** Opening Materials provided block **

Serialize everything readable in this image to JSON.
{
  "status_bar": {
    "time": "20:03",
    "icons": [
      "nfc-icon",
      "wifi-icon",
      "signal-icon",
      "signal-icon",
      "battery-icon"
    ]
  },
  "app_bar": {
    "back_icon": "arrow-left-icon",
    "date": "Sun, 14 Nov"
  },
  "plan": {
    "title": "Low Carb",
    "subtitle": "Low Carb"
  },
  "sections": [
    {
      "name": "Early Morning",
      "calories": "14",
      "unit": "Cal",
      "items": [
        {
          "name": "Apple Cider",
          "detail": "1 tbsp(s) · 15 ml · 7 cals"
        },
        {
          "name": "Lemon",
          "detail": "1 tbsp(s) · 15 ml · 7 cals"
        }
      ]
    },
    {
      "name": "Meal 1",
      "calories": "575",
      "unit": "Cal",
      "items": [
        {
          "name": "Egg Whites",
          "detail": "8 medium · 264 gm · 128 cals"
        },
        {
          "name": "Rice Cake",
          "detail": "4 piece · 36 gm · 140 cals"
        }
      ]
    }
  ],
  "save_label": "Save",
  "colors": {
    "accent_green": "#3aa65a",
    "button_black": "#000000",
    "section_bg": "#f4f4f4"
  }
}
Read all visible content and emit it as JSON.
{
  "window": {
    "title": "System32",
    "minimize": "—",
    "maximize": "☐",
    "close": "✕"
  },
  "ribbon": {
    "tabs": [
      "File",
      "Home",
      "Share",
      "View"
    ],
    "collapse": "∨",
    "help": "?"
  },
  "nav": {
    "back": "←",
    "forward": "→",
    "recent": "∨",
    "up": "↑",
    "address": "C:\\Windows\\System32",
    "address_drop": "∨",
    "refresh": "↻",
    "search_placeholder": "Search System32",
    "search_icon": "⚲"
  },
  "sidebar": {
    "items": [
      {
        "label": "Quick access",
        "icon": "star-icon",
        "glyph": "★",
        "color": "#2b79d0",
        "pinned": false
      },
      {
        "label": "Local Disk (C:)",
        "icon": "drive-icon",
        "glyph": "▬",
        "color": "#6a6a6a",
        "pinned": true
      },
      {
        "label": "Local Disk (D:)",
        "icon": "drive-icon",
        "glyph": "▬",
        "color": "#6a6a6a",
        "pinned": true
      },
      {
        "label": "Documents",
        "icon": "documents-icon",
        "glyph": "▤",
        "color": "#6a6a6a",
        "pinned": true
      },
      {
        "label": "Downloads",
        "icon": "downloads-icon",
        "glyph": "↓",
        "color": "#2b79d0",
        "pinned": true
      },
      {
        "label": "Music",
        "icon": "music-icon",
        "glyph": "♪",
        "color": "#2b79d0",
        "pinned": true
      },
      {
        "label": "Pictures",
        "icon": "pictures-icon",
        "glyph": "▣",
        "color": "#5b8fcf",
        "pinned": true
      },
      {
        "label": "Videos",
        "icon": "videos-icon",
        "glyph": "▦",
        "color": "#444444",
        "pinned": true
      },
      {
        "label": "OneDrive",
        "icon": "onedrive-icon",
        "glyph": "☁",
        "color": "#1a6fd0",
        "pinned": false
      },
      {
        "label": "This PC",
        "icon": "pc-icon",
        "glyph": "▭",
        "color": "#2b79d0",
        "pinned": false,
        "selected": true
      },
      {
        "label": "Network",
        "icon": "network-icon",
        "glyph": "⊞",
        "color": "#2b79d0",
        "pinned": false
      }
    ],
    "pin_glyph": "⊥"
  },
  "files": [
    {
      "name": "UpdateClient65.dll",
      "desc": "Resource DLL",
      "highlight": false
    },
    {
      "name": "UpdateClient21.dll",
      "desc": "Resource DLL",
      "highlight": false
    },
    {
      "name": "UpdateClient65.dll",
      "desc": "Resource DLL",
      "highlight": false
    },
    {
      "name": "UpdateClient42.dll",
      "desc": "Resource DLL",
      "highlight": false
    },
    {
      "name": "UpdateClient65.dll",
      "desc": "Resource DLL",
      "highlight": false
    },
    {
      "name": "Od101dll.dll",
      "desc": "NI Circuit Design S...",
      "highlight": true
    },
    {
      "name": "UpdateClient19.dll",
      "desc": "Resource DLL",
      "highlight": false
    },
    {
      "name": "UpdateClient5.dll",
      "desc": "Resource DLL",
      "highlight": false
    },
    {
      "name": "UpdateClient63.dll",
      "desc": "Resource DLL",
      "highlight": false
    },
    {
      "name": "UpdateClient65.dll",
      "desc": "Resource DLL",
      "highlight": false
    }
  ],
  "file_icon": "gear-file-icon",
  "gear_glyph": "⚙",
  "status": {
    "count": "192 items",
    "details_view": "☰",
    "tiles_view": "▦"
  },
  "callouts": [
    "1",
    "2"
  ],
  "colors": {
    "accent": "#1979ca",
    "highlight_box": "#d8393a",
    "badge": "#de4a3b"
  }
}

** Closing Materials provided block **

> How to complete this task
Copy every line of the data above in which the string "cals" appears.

> Solution to this problem
          "detail": "1 tbsp(s) · 15 ml · 7 cals"
          "detail": "1 tbsp(s) · 15 ml · 7 cals"
          "detail": "8 medium · 264 gm · 128 cals"
          "detail": "4 piece · 36 gm · 140 cals"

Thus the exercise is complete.